▶ _Your objective_
The result should be an exact copy of every record, with no pictures kept.

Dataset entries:

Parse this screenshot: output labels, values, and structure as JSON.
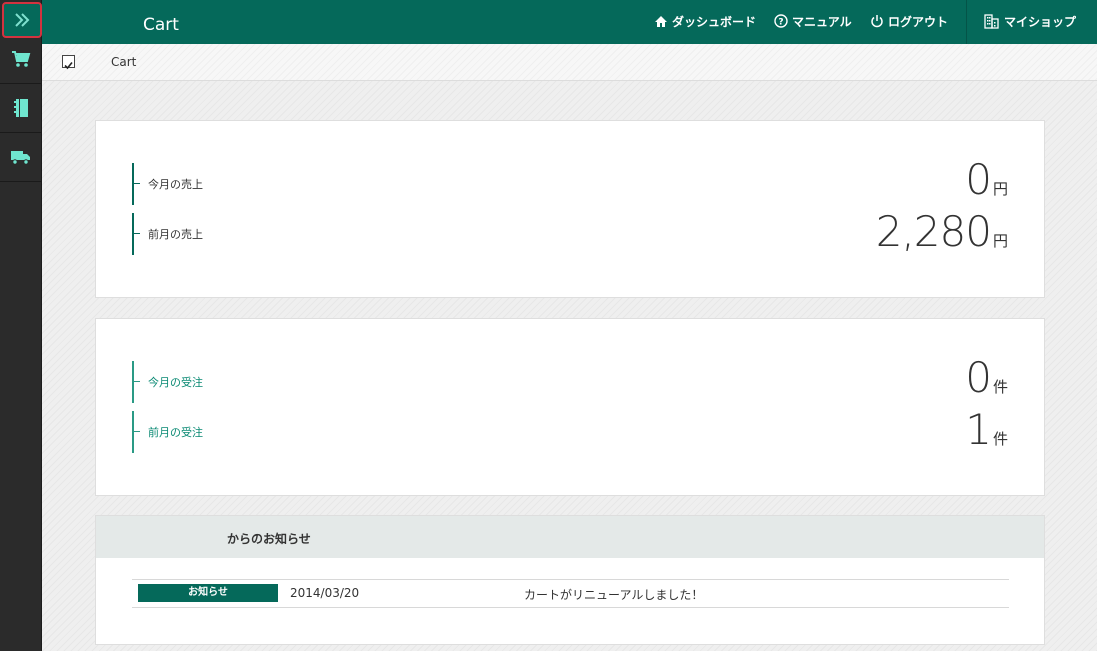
{
  "header": {
    "title": "Cart",
    "nav": [
      {
        "label": "ダッシュボード",
        "icon": "home-icon"
      },
      {
        "label": "マニュアル",
        "icon": "help-circle-icon"
      },
      {
        "label": "ログアウト",
        "icon": "power-icon"
      },
      {
        "label": "マイショップ",
        "icon": "building-icon"
      }
    ]
  },
  "sidebar": {
    "items": [
      {
        "icon": "cart-icon"
      },
      {
        "icon": "notebook-icon"
      },
      {
        "icon": "truck-icon"
      }
    ]
  },
  "breadcrumb": {
    "label": "Cart"
  },
  "sales": {
    "this_month": {
      "label": "今月の売上",
      "value": "0",
      "unit": "円"
    },
    "last_month": {
      "label": "前月の売上",
      "value": "2,280",
      "unit": "円"
    }
  },
  "orders": {
    "this_month": {
      "label": "今月の受注",
      "value": "0",
      "unit": "件"
    },
    "last_month": {
      "label": "前月の受注",
      "value": "1",
      "unit": "件"
    }
  },
  "news": {
    "title": "からのお知らせ",
    "items": [
      {
        "badge": "お知らせ",
        "date": "2014/03/20",
        "text": "カートがリニューアルしました！"
      }
    ]
  },
  "colors": {
    "accent": "#05695a",
    "sidebar": "#2b2b2b",
    "highlight": "#d4323f"
  }
}
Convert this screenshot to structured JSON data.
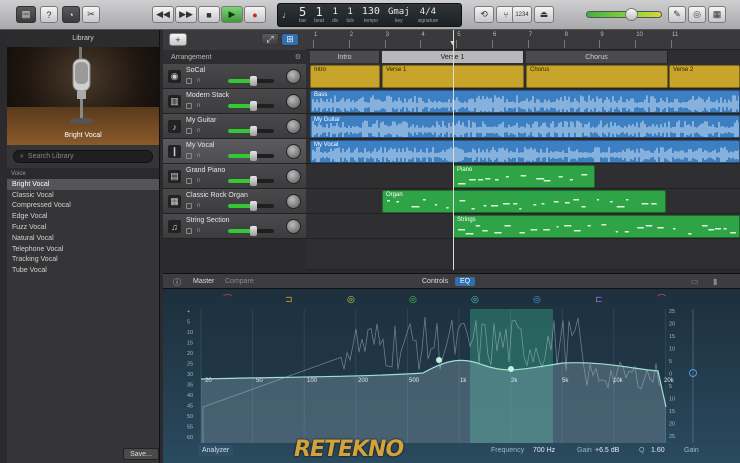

▶ _Exercise output_
Parse this screenshot: output labels, values, and structure as JSON.
{
  "header": {
    "title": "Cart",
    "nav": [
      {
        "label": "ダッシュボード",
        "icon": "home-icon"
      },
      {
        "label": "マニュアル",
        "icon": "help-circle-icon"
      },
      {
        "label": "ログアウト",
        "icon": "power-icon"
      },
      {
        "label": "マイショップ",
        "icon": "building-icon"
      }
    ]
  },
  "sidebar": {
    "items": [
      {
        "icon": "cart-icon"
      },
      {
        "icon": "notebook-icon"
      },
      {
        "icon": "truck-icon"
      }
    ]
  },
  "breadcrumb": {
    "label": "Cart"
  },
  "sales": {
    "this_month": {
      "label": "今月の売上",
      "value": "0",
      "unit": "円"
    },
    "last_month": {
      "label": "前月の売上",
      "value": "2,280",
      "unit": "円"
    }
  },
  "orders": {
    "this_month": {
      "label": "今月の受注",
      "value": "0",
      "unit": "件"
    },
    "last_month": {
      "label": "前月の受注",
      "value": "1",
      "unit": "件"
    }
  },
  "news": {
    "title": "からのお知らせ",
    "items": [
      {
        "badge": "お知らせ",
        "date": "2014/03/20",
        "text": "カートがリニューアルしました！"
      }
    ]
  },
  "colors": {
    "accent": "#05695a",
    "sidebar": "#2b2b2b",
    "highlight": "#d4323f"
  }
}
Convert this screenshot to structured JSON data.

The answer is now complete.